■ BRIEF ■
All of the data below is to be copied again without changes.

Records from a data source
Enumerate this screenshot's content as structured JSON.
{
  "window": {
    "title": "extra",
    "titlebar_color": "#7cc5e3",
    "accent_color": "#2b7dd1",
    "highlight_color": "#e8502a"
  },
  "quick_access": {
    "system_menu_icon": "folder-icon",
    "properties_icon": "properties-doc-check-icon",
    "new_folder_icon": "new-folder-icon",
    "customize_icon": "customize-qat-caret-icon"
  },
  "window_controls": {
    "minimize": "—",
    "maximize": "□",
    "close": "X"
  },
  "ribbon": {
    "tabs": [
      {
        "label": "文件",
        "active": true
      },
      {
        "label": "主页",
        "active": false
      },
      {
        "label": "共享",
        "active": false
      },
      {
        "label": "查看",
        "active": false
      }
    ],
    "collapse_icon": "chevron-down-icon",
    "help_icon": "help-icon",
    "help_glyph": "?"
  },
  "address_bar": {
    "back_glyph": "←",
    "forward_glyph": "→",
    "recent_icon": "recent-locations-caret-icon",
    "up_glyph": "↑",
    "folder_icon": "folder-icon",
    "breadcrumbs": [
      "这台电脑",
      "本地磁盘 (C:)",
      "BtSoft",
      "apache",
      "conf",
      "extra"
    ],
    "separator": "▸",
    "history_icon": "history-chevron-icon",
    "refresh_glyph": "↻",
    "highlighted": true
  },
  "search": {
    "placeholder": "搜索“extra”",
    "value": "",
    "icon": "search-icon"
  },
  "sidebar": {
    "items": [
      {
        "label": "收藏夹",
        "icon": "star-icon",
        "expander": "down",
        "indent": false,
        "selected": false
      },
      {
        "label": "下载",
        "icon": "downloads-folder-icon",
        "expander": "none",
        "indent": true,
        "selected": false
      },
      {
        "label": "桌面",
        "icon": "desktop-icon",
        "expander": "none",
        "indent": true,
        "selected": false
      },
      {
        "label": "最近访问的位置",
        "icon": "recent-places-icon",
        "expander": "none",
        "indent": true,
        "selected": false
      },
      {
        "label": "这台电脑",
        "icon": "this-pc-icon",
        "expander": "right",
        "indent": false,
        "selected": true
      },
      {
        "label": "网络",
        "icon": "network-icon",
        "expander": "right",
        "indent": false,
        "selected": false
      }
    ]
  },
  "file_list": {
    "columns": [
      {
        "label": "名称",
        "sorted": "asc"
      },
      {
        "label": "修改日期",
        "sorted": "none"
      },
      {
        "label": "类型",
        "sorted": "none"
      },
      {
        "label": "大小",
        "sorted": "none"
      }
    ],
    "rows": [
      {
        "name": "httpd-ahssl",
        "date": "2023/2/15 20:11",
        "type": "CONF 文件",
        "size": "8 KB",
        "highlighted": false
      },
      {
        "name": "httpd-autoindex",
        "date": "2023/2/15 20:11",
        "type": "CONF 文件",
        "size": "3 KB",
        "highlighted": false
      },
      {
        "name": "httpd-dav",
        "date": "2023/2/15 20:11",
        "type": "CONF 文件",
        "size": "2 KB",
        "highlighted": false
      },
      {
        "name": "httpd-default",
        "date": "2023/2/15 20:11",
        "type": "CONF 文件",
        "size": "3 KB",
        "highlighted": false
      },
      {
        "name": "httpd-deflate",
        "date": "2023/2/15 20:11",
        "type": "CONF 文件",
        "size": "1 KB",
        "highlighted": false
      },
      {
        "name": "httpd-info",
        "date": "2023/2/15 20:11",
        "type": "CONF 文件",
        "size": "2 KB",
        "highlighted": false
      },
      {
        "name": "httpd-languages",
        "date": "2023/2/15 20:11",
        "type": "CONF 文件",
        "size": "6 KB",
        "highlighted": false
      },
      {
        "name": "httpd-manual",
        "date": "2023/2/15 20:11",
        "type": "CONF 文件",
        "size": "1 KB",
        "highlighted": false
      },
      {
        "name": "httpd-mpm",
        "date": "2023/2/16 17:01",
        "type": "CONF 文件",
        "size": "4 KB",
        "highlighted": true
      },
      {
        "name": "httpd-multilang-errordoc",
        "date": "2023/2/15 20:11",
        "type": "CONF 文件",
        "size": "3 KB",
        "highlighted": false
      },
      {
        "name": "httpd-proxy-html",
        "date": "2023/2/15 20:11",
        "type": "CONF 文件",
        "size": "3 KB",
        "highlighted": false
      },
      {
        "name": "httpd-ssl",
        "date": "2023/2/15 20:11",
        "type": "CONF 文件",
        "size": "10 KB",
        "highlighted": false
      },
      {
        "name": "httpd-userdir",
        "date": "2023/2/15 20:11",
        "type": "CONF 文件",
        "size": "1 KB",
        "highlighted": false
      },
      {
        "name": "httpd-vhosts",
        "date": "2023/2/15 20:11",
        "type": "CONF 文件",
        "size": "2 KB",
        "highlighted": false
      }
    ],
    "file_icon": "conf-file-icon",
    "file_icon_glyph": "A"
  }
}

■ RESPONSE BELOW ■
Enumerate this screenshot's content as structured JSON.
{
  "window": {
    "title": "extra",
    "titlebar_color": "#7cc5e3",
    "accent_color": "#2b7dd1",
    "highlight_color": "#e8502a"
  },
  "quick_access": {
    "system_menu_icon": "folder-icon",
    "properties_icon": "properties-doc-check-icon",
    "new_folder_icon": "new-folder-icon",
    "customize_icon": "customize-qat-caret-icon"
  },
  "window_controls": {
    "minimize": "—",
    "maximize": "□",
    "close": "X"
  },
  "ribbon": {
    "tabs": [
      {
        "label": "文件",
        "active": true
      },
      {
        "label": "主页",
        "active": false
      },
      {
        "label": "共享",
        "active": false
      },
      {
        "label": "查看",
        "active": false
      }
    ],
    "collapse_icon": "chevron-down-icon",
    "help_icon": "help-icon",
    "help_glyph": "?"
  },
  "address_bar": {
    "back_glyph": "←",
    "forward_glyph": "→",
    "recent_icon": "recent-locations-caret-icon",
    "up_glyph": "↑",
    "folder_icon": "folder-icon",
    "breadcrumbs": [
      "这台电脑",
      "本地磁盘 (C:)",
      "BtSoft",
      "apache",
      "conf",
      "extra"
    ],
    "separator": "▸",
    "history_icon": "history-chevron-icon",
    "refresh_glyph": "↻",
    "highlighted": true
  },
  "search": {
    "placeholder": "搜索“extra”",
    "value": "",
    "icon": "search-icon"
  },
  "sidebar": {
    "items": [
      {
        "label": "收藏夹",
        "icon": "star-icon",
        "expander": "down",
        "indent": false,
        "selected": false
      },
      {
        "label": "下载",
        "icon": "downloads-folder-icon",
        "expander": "none",
        "indent": true,
        "selected": false
      },
      {
        "label": "桌面",
        "icon": "desktop-icon",
        "expander": "none",
        "indent": true,
        "selected": false
      },
      {
        "label": "最近访问的位置",
        "icon": "recent-places-icon",
        "expander": "none",
        "indent": true,
        "selected": false
      },
      {
        "label": "这台电脑",
        "icon": "this-pc-icon",
        "expander": "right",
        "indent": false,
        "selected": true
      },
      {
        "label": "网络",
        "icon": "network-icon",
        "expander": "right",
        "indent": false,
        "selected": false
      }
    ]
  },
  "file_list": {
    "columns": [
      {
        "label": "名称",
        "sorted": "asc"
      },
      {
        "label": "修改日期",
        "sorted": "none"
      },
      {
        "label": "类型",
        "sorted": "none"
      },
      {
        "label": "大小",
        "sorted": "none"
      }
    ],
    "rows": [
      {
        "name": "httpd-ahssl",
        "date": "2023/2/15 20:11",
        "type": "CONF 文件",
        "size": "8 KB",
        "highlighted": false
      },
      {
        "name": "httpd-autoindex",
        "date": "2023/2/15 20:11",
        "type": "CONF 文件",
        "size": "3 KB",
        "highlighted": false
      },
      {
        "name": "httpd-dav",
        "date": "2023/2/15 20:11",
        "type": "CONF 文件",
        "size": "2 KB",
        "highlighted": false
      },
      {
        "name": "httpd-default",
        "date": "2023/2/15 20:11",
        "type": "CONF 文件",
        "size": "3 KB",
        "highlighted": false
      },
      {
        "name": "httpd-deflate",
        "date": "2023/2/15 20:11",
        "type": "CONF 文件",
        "size": "1 KB",
        "highlighted": false
      },
      {
        "name": "httpd-info",
        "date": "2023/2/15 20:11",
        "type": "CONF 文件",
        "size": "2 KB",
        "highlighted": false
      },
      {
        "name": "httpd-languages",
        "date": "2023/2/15 20:11",
        "type": "CONF 文件",
        "size": "6 KB",
        "highlighted": false
      },
      {
        "name": "httpd-manual",
        "date": "2023/2/15 20:11",
        "type": "CONF 文件",
        "size": "1 KB",
        "highlighted": false
      },
      {
        "name": "httpd-mpm",
        "date": "2023/2/16 17:01",
        "type": "CONF 文件",
        "size": "4 KB",
        "highlighted": true
      },
      {
        "name": "httpd-multilang-errordoc",
        "date": "2023/2/15 20:11",
        "type": "CONF 文件",
        "size": "3 KB",
        "highlighted": false
      },
      {
        "name": "httpd-proxy-html",
        "date": "2023/2/15 20:11",
        "type": "CONF 文件",
        "size": "3 KB",
        "highlighted": false
      },
      {
        "name": "httpd-ssl",
        "date": "2023/2/15 20:11",
        "type": "CONF 文件",
        "size": "10 KB",
        "highlighted": false
      },
      {
        "name": "httpd-userdir",
        "date": "2023/2/15 20:11",
        "type": "CONF 文件",
        "size": "1 KB",
        "highlighted": false
      },
      {
        "name": "httpd-vhosts",
        "date": "2023/2/15 20:11",
        "type": "CONF 文件",
        "size": "2 KB",
        "highlighted": false
      }
    ],
    "file_icon": "conf-file-icon",
    "file_icon_glyph": "A"
  }
}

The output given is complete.